Each year, thousands of tourists come to the National Capital Region to take in a festival, peruse one of the area’s landmarks or attend a convention for work.
© National Capital Commission
Fireworks at the opening ceremony of Winterlude in 2012.
But those people don’t just end up here – attracting visitors requires huge marketing efforts. Here’s how three of the city’s major tourism players go about attracting travellers.
The festival’s target market is dictated largely by its programming, which is organized for kids of all ages and directed towards families. That’s why Winterlude devotes the lion’s share of its marketing to attracting women between the ages of 25 and 54 – the thinking being that getting their attention will make it easier to attract the rest of the family.
“Females have a strong impact on how the family will invest its time in terms of holidays,” said Daniel Feeny, director of marketing and partnerships for the festival’s organizer, the National Capital Commission. This plays a major role in how it goes about trying to attract visitors. In its print advertising, for example, it tries to emphasize photographs of families taking part in Winterlude events.
Geographically, the festival focuses on the corridor between Windsor and Quebec City, although it recently received federal funding to target would-be visitors from the United States.
As with most other organizations, Ottawa Tourism is moving away from older forms of advertising such as newspapers.
“While traditional media is still very important … there is more and more a shift that is happening so that a larger percentage of our budget is now moving over to digital and social,” said Karen Squires, Ottawa Tourism’s executive director of marketing.
While the agency – which receives funding from area hoteliers – still spends money on “traditional” media such as magazines, radio and TV, online advertising such as banner ads is increasingly taking up a bigger percentage of the yearly budget. The organization invested more resources into its website in the past few years and also places significant emphasis on social media such as Facebook and Pinterest.

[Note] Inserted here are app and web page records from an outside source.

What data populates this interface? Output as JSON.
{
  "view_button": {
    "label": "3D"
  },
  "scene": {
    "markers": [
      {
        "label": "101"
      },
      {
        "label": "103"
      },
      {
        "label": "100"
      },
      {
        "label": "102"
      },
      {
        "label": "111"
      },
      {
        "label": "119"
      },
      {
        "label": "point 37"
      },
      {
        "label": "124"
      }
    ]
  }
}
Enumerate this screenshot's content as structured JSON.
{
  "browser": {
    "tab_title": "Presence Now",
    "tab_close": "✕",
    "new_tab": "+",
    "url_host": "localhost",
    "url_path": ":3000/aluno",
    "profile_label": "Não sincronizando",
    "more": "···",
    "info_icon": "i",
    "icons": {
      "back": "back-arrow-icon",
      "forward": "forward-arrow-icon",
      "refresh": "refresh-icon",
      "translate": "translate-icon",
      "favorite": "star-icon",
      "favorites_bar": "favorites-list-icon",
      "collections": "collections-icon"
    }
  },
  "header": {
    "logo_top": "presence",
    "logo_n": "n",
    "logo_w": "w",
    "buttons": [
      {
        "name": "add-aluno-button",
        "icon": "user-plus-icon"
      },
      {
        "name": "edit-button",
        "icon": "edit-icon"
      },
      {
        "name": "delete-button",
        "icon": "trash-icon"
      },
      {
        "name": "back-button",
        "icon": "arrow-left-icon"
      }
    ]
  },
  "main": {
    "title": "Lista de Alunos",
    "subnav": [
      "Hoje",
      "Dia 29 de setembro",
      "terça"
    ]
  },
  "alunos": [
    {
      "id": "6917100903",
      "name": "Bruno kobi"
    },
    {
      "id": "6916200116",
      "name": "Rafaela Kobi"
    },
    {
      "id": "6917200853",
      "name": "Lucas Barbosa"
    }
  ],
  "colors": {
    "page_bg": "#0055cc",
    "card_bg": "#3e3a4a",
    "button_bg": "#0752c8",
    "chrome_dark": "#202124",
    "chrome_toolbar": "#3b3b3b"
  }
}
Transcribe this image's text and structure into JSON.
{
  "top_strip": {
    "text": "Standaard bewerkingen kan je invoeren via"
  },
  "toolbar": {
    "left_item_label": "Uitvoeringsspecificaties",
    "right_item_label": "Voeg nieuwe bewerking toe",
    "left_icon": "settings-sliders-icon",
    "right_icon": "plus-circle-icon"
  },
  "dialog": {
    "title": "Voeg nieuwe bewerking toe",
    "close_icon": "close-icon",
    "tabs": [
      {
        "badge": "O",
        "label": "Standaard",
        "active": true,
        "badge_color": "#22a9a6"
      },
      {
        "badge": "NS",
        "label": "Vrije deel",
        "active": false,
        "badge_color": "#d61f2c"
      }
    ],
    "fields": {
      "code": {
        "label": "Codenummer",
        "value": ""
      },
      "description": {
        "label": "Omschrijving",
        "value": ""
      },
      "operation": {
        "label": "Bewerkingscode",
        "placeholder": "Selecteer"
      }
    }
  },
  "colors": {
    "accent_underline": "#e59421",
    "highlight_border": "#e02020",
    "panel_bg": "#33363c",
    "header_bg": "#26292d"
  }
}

The overall decline of print advertising has forced many organizations to look at new ways of reaching audiences, but Ottawa Tourism is trying to embrace the new opportunities. Twitter, for example, allows the organization to broadcast photos visitors have taken of the city.
“I love the opportunity that social media presents in terms of travellers sharing their actual experiences in real time with other potential travellers,” said Jantine Van Kregten, Ottawa Tourism’s director of communications.
Most of its print advertising appears in publications serving the Greater Toronto Area and the broader Golden Horseshoe region around Lake Ontario. It also works with the Ontario Tourism Marketing Partnership to purchase print and digital ads targeting New York, Boston and Chicago.
OTTAWA CONVENTION CENTRE
The city’s largest downtown meeting space goes about attracting visitors differently from other tourism attractions in the city, largely because it targets associations and meeting groups rather than individual visitors.
The Ottawa Convention Centre ends up spending a significant amount of time trying to seek out groups that might be interested in holding events in Ottawa, said Daniel Coates, the organization’s manager of marketing and communications.
“We do a lot of research on associations and where they’re meeting, then send out specialized invitations – mainly through direct marketing – that they should meet in Ottawa for this reason and this reason,” he said.
This means going to events where meeting planners congregate, connecting with industry groups such as Meeting Professionals International and placing ads in niche publications such as industry magazines. The facility tries to go after organizations that would be particularly interested in Ottawa, he said. By way of example, Mr. Coates pointed to the BirdLife International World Congress, which met in Ottawa this June because of the area’s reputation for wildlife.